We also travelled around Europe together. When we set off we were fat, white and brunette. When we returned 3 months later, we were black as coal, blond and anorexic.

Susie married an Aussie called Paul and they live in Newcastle....sadly, not the wey aye man Newcastle Geordie land but the Newcastle in New South Wales, Australia. They have FIVE kids!

3 of Susie's 5, plus my 2.

Anyway, they ALL landed at my house yesterday and stayed the night on their way back to London from visiting relatives in Edinburgh. It was fab, and not only did England win the Ashes the night they were here, but we also provided them with a lovely brain-freezing minus 4 degrees morning when they left today.

I cried as their train pulled away from the station at Corbridge - stuffed full with Susie's lovely big smiley family and their luggage. I'm so glad they stopped by. Not sure when I'll see her again, but I hope its real soon.

Here we are - about to set off for 17 and a half days of hell
And here we are...20-odd years later!

Saturday, 1 January 2011

Happy New Year!

'We will open the book.  Its pages are blank.  We are going to put words on them ourselves.  The book is called Opportunity and its first chapter is New Year's Day.'  ~Edith Lovejoy Pierce

Oh how different things were last New Years Eve.

On the afternoon of New Year's Eve 2009, I was sitting in my dressing gown in Hexham General Hospital - waiting to be called for a lumpectomy operation. I felt quite excited actually. The cancer was going to be cut out, and I could start 2010 without the bloody lump inside me.

I walked down to the operating theatre, and signed the consent forms. There was a buzz in the air. It was New Year's Eve after all, and the theatre staff were busy discussing where they were going and what they were doing - once they'd finished operating on this wifey. I recognised one of the theatre nurses. She always used to be at softplay when the kids were little but I'd never spoken to her before. I remember thinking 'God - I thought you were just a harassed mother - and here you are looking after me in an operating theatre.' She was so nice to me. One mum to another.

The next thing I remember is hearing voices saying 'Bye! And a Happy New Year!' 'Have a great time...'
My name was being called gently, and I remember smiling and saying 'Happy New Year everyone, Happy New Year.' I was still alive, totally drugged, high as a kite and felt wonderful!

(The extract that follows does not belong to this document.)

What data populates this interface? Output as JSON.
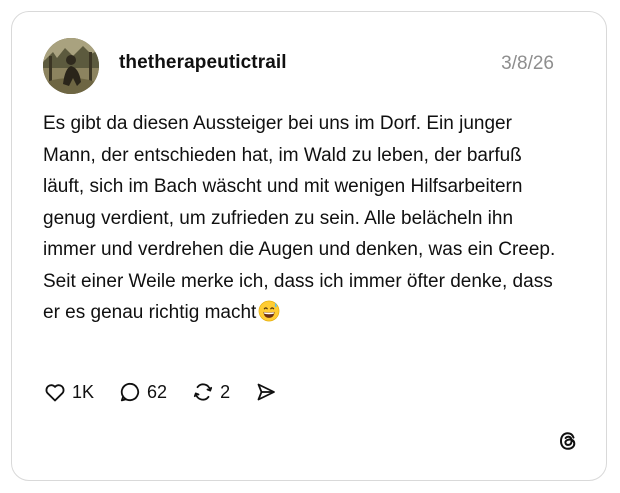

Back in my room, as the anasthetic wore off I made a few phone calls to my family to say I was out of theatre and still alive. I don't really remember much about these calls, but people tell me they were amazed because I sounded like I was calling from a party - drunk as a skunk!

Hubby was taking the kids to a New Years Eve party at the village hall with a live band. I was so pleased they were doing something to keep them busy. It made me feel more relaxed in my hospital bed.

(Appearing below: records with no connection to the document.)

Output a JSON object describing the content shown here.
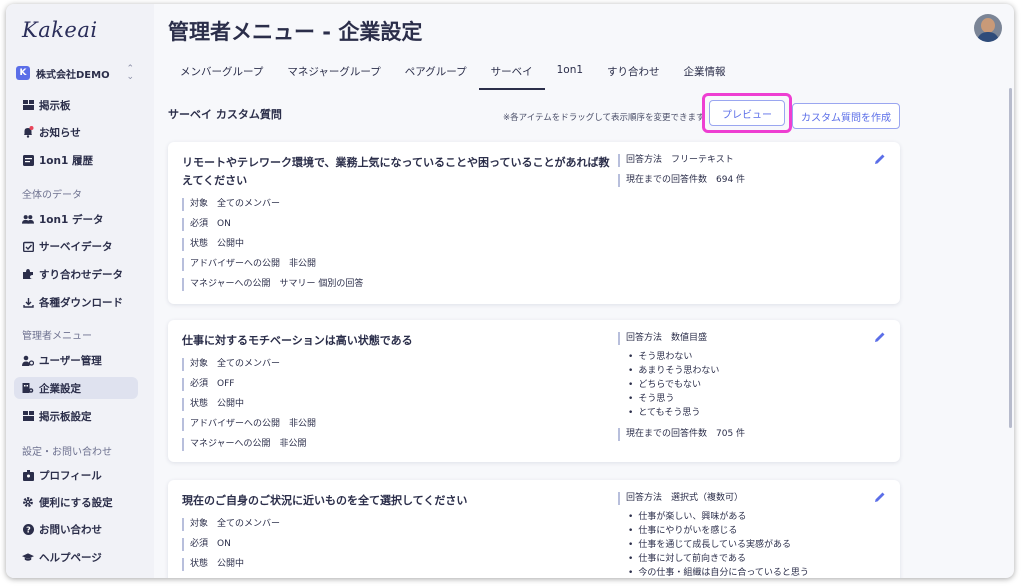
{
  "sidebar": {
    "logo": "Kakeai",
    "company": "株式会社DEMO",
    "company_badge": "K",
    "items_top": [
      {
        "label": "掲示板",
        "icon": "board-icon"
      },
      {
        "label": "お知らせ",
        "icon": "bell-icon"
      },
      {
        "label": "1on1 履歴",
        "icon": "history-icon"
      }
    ],
    "section_data": "全体のデータ",
    "items_data": [
      {
        "label": "1on1 データ",
        "icon": "users-icon"
      },
      {
        "label": "サーベイデータ",
        "icon": "survey-icon"
      },
      {
        "label": "すり合わせデータ",
        "icon": "puzzle-icon"
      },
      {
        "label": "各種ダウンロード",
        "icon": "download-icon"
      }
    ],
    "section_admin": "管理者メニュー",
    "items_admin": [
      {
        "label": "ユーザー管理",
        "icon": "user-gear-icon"
      },
      {
        "label": "企業設定",
        "icon": "company-gear-icon"
      },
      {
        "label": "掲示板設定",
        "icon": "board-icon"
      }
    ],
    "section_settings": "設定・お問い合わせ",
    "items_settings": [
      {
        "label": "プロフィール",
        "icon": "profile-icon"
      },
      {
        "label": "便利にする設定",
        "icon": "gear-icon"
      },
      {
        "label": "お問い合わせ",
        "icon": "question-icon"
      },
      {
        "label": "ヘルプページ",
        "icon": "graduation-icon"
      }
    ]
  },
  "header": {
    "title": "管理者メニュー - 企業設定"
  },
  "tabs": [
    {
      "label": "メンバーグループ"
    },
    {
      "label": "マネジャーグループ"
    },
    {
      "label": "ペアグループ"
    },
    {
      "label": "サーベイ"
    },
    {
      "label": "1on1"
    },
    {
      "label": "すり合わせ"
    },
    {
      "label": "企業情報"
    }
  ],
  "survey": {
    "section_title": "サーベイ カスタム質問",
    "drag_note": "※各アイテムをドラッグして表示順序を変更できます",
    "preview_label": "プレビュー",
    "create_label": "カスタム質問を作成"
  },
  "cards": [
    {
      "title": "リモートやテレワーク環境で、業務上気になっていることや困っていることがあれば教えてください",
      "meta": [
        "対象　全てのメンバー",
        "必須　ON",
        "状態　公開中",
        "アドバイザーへの公開　非公開",
        "マネジャーへの公開　サマリー 個別の回答"
      ],
      "answer_method": "回答方法　フリーテキスト",
      "options": [],
      "count": "現在までの回答件数　694 件"
    },
    {
      "title": "仕事に対するモチベーションは高い状態である",
      "meta": [
        "対象　全てのメンバー",
        "必須　OFF",
        "状態　公開中",
        "アドバイザーへの公開　非公開",
        "マネジャーへの公開　非公開"
      ],
      "answer_method": "回答方法　数値目盛",
      "options": [
        "そう思わない",
        "あまりそう思わない",
        "どちらでもない",
        "そう思う",
        "とてもそう思う"
      ],
      "count": "現在までの回答件数　705 件"
    },
    {
      "title": "現在のご自身のご状況に近いものを全て選択してください",
      "meta": [
        "対象　全てのメンバー",
        "必須　ON",
        "状態　公開中"
      ],
      "answer_method": "回答方法　選択式（複数可）",
      "options": [
        "仕事が楽しい、興味がある",
        "仕事にやりがいを感じる",
        "仕事を通じて成長している実感がある",
        "仕事に対して前向きである",
        "今の仕事・組織は自分に合っていると思う"
      ],
      "count": ""
    }
  ],
  "colors": {
    "accent": "#5b6ee8",
    "highlight": "#ee3fd2",
    "text": "#2b2e4a"
  }
}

I tried to grab some sleep, but the clock on the wall was ticking so loudly that it was impossible! I watched the hand coming round to midnight, and at that moment a nurse came in with a champagne flute full of orange juice. I asked her if she would open my window. The room was stifling hot, but most of all I wanted to hear Hexham Abbey's bells ringing in the New Year.

As time progressed, the drunken revellers replaced the sound of the bells - it was good to hear people partying and having a good time. As things quietened down, I looked towards the window, and noticed big, fat, white flakes of snow falling down didn't stop for days - but people still battled in to visit me in hospital - my darling husband and beautiful children were my first foots the next morning....

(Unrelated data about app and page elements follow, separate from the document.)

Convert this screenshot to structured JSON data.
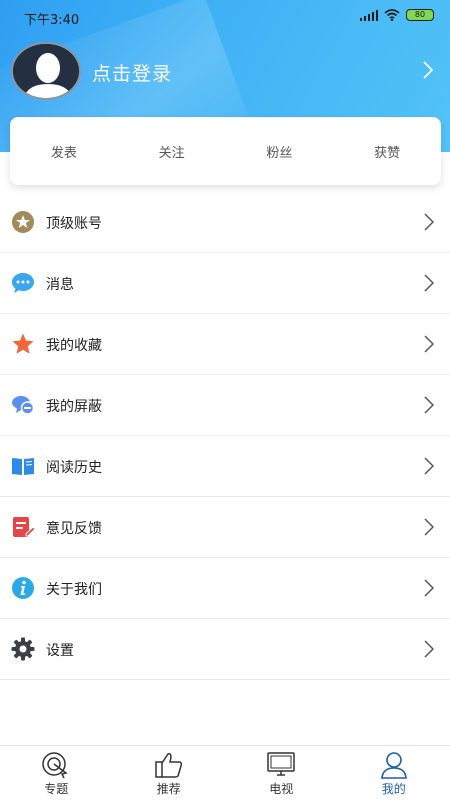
{
  "status_bar": {
    "time": "下午3:40",
    "battery": "80"
  },
  "profile": {
    "login_text": "点击登录"
  },
  "stats": [
    {
      "label": "发表"
    },
    {
      "label": "关注"
    },
    {
      "label": "粉丝"
    },
    {
      "label": "获赞"
    }
  ],
  "menu": [
    {
      "label": "顶级账号",
      "icon": "star-badge-icon",
      "color": "#a38a5c"
    },
    {
      "label": "消息",
      "icon": "chat-bubble-icon",
      "color": "#39a7ee"
    },
    {
      "label": "我的收藏",
      "icon": "star-icon",
      "color": "#f0683a"
    },
    {
      "label": "我的屏蔽",
      "icon": "block-chat-icon",
      "color": "#5b8ff2"
    },
    {
      "label": "阅读历史",
      "icon": "open-book-icon",
      "color": "#2f8be8"
    },
    {
      "label": "意见反馈",
      "icon": "feedback-doc-icon",
      "color": "#e84545"
    },
    {
      "label": "关于我们",
      "icon": "info-icon",
      "color": "#2aa9e8"
    },
    {
      "label": "设置",
      "icon": "gear-icon",
      "color": "#3a3f4a"
    }
  ],
  "tabs": [
    {
      "label": "专题",
      "icon": "target-icon"
    },
    {
      "label": "推荐",
      "icon": "thumbs-up-icon"
    },
    {
      "label": "电视",
      "icon": "tv-icon"
    },
    {
      "label": "我的",
      "icon": "person-icon",
      "active": true
    }
  ]
}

And so this New Years Eve was very different. An early drink and a game of cards at the pub with the kids, followed by home and 'The Karate Kid' film - all snuggled up together in front of a blazing stove, flickering candles, the twinking lights on the Christmas tree and a glass or two of sparkly. No parties, no revelling, no fireworks....just being together...with my lovely family to bring in a brand new year.